It is that third dimension that makes “Nothing to Envy” must-reading, and what will give life, context, and understanding to everything else you’ve learned about North Korea. The greatest contribution of “Nothing to Envy” is that it will allow you to believe the unbelievable truth.
9 January 2010e: Well, I couldn’t put it down last night, and ended up reading until 2 a.m. I ended up finishing the book this morning, unable to stand not knowing what happened to the people whose stories Demick told, especially the two characters whose love story was at the center of the book. Some of you will weep, and others will come closer to weeping than you’ll want to admit later. But even completely unsentimental readers will see most of what they know about North Korea sewn together by the time this book ends, and most likely, they’ll have learned much more. I probably put at least a dozen bookmarks in my copy of “Nothing to Envy,” noting passages I’ll want to index so that I can refer to them later as source material about such topics as the advent of songbun system, the absolute blackness of North Korea at night, the diversion of food aid, and the different ways people reacted to Kim Il Sung’s death (some wept with sincere grief, some faked it, and one said, “Now we’re really fucked.”).
For this, but especially for the human context Demick gives to the story of the North Korean people before, during, and since the “Arduous March,” Demick has written the single best book about North Korea I’ve read yet. That’s not to take anything away from the other excellent books out there, but this one makes sense of all the rest of them. If you don’t read a single book about North Korea, read this one. I’d gladly recommend Noland’s, Lankov’s, and Martin’s books to the readers of this site, but “Nothing to Envy” is the book I bought my mother.
Update 2, 9 Jan 2010: More reviews here and here, in the L.A. Times. The latter review contains some spoilers, so I’d steer clear of it for now, but it’s favorable.
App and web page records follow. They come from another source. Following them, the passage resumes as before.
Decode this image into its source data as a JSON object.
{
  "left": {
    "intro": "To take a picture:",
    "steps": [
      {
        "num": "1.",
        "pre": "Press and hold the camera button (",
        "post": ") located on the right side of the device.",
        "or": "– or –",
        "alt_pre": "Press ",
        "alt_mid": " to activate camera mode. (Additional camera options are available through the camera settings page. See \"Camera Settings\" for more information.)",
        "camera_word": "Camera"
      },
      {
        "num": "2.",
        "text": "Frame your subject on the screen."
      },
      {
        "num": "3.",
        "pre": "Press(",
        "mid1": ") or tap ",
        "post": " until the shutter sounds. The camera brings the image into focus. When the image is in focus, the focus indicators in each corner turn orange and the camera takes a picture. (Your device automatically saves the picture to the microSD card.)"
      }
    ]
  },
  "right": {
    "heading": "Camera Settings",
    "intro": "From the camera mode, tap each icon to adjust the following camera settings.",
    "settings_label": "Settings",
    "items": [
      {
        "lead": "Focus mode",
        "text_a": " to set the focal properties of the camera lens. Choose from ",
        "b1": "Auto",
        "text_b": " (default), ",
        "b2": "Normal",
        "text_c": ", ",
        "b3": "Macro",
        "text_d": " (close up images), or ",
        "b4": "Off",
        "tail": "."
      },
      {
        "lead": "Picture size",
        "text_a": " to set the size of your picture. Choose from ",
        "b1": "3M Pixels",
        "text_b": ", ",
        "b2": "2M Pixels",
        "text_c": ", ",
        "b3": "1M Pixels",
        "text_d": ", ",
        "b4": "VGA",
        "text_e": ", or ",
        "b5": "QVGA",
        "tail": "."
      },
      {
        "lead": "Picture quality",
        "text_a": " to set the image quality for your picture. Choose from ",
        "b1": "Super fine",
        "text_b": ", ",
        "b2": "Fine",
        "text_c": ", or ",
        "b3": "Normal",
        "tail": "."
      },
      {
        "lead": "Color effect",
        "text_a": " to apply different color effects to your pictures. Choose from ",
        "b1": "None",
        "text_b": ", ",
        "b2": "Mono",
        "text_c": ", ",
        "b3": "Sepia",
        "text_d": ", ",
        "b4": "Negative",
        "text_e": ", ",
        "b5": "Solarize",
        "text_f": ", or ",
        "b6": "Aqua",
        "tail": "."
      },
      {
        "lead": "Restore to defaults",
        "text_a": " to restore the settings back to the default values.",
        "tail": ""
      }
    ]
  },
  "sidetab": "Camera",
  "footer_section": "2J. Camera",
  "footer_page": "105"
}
Curtis also points to a CBC podcast with Demick discussing her book (http://podcast.cbc.ca/mp3/dispatches_20100107_25412.mp3).